We tend to think of ourselves as a single, continuous existence. But even over the course of a single year, it’s amazing how much can change. It doesn’t even have to be a year of upheaval. A while back, I posted a writing exercise I did for Geraldine Brooks workshop at Iceland Writers Retreat. I actually took two of her workshops. The second writing exercise was to introduce yourself, to basically give your own personal elevator speech. I wrote this in April, and it’s amazing to me how much of it no longer applies to me this December. I can’t wait to see what I will write about myself in 2015.
The business cards stacked in my cubicle back in Seattle say “Gemma Alexander – Writer.” I agonized over that decision. They could have said “Technical Writer,” or “Staff Writer,” or “Communications Specialist.” They properly should have said, “Project/Program Manager III” because that is my official King County job classification. I was hired to translate government documents into something normal people understand, something the King County Executive style guide calls “Plain English” so I settled on just plain “Writer.” I would have liked them to say “Creative Writer,” but solid waste agencies – that’s garbage, not poop – do not hire creative writers. If I want to become a creative writer, I have to do that on my own time.
Once I posed as a freelance music journalist (plain English translation: blogger) and printed another set of cards that say “Gemma Alexander – Pretty Decent Writer.” “Have pen, will travel” was already taken, and “Will write for plane tickets,” while true, belongs on a cardboard sign in sharpie. I don’t usually take trips like this one, with itineraries and included meals, hotel beds with sheets.
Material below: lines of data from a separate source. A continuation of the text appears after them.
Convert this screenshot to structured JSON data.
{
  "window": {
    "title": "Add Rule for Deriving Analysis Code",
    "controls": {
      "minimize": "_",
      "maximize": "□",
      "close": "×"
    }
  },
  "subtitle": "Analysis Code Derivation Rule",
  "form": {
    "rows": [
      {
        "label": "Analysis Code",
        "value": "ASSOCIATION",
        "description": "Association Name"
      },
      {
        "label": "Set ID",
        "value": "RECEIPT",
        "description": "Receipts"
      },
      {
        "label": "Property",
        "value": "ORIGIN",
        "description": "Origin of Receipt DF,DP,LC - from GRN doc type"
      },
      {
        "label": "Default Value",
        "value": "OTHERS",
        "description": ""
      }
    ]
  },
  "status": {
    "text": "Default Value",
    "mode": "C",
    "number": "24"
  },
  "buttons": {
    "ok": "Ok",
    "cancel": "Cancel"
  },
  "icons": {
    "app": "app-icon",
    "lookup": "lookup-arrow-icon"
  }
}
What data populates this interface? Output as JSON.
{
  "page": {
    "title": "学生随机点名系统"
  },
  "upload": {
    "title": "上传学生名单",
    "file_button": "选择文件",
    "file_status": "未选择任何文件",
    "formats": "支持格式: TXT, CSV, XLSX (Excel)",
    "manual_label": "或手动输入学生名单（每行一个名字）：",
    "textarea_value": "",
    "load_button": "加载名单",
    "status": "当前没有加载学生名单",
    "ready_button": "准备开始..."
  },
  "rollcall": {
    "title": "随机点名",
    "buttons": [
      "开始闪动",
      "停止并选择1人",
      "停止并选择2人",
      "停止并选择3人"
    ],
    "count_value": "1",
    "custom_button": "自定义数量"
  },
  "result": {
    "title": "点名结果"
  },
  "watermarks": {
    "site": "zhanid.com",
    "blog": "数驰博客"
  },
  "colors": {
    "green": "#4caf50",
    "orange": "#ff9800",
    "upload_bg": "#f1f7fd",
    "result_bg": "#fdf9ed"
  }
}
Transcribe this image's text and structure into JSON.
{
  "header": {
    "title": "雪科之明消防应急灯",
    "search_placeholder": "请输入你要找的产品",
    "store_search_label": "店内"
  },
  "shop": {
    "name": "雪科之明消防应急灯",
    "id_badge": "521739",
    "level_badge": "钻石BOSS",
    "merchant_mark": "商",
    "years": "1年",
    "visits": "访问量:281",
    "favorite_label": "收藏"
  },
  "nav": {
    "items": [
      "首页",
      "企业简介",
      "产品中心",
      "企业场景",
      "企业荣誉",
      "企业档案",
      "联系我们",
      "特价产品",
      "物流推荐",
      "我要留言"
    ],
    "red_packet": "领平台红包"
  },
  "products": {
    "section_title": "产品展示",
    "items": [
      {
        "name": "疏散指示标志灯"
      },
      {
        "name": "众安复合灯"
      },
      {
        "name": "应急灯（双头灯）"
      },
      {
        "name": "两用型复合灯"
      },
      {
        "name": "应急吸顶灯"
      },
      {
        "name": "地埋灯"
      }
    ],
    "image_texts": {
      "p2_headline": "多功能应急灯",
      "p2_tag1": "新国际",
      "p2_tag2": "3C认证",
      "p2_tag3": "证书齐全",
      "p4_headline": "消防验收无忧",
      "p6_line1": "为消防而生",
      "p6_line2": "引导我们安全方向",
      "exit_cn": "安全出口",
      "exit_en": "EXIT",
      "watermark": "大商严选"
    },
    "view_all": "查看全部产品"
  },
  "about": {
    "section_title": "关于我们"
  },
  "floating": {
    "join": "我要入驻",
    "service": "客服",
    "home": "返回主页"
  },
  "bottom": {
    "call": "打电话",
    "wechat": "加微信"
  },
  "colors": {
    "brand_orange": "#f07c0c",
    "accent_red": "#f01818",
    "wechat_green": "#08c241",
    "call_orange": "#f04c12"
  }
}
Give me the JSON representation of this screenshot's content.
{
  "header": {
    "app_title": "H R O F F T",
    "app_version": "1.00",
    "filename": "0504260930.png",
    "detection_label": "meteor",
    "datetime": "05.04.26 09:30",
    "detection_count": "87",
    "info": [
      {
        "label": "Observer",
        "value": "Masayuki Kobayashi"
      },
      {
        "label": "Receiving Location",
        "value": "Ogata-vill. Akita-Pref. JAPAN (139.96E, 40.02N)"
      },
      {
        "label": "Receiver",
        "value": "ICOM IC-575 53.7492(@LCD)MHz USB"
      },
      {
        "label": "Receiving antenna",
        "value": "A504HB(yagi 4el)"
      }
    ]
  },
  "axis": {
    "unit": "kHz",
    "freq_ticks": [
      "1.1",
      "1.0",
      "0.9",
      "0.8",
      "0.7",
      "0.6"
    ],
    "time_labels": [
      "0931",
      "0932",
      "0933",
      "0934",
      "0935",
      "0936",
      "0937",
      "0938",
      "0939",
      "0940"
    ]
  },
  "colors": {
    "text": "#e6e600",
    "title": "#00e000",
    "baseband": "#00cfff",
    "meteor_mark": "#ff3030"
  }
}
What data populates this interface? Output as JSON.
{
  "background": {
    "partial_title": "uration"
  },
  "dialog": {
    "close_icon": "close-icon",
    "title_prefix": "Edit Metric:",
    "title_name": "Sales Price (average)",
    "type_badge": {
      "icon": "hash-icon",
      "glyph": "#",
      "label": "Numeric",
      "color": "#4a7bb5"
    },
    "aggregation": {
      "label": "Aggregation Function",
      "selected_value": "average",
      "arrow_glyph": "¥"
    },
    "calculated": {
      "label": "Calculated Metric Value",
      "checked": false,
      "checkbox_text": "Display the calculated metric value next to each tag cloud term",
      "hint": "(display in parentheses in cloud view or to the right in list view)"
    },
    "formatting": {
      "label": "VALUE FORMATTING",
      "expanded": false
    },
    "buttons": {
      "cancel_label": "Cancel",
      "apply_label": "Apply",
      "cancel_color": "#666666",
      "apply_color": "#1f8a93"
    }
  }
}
I usually travel in a style I like to call “dirt bag.” When I travel, the budget airfare still costs more than the rest of the trip. I sleep in dormitories, carry a backpack, and make my plans day by day. I’ve never gotten high and danced on the beach under a full moon in Goa, but in my travels, I seem to meet a lot of people who have. I like meeting those global Goa nomads, almost as much as making spontaneous connections with the people who live in the places I visit. I don’t meet many people in my cubicle.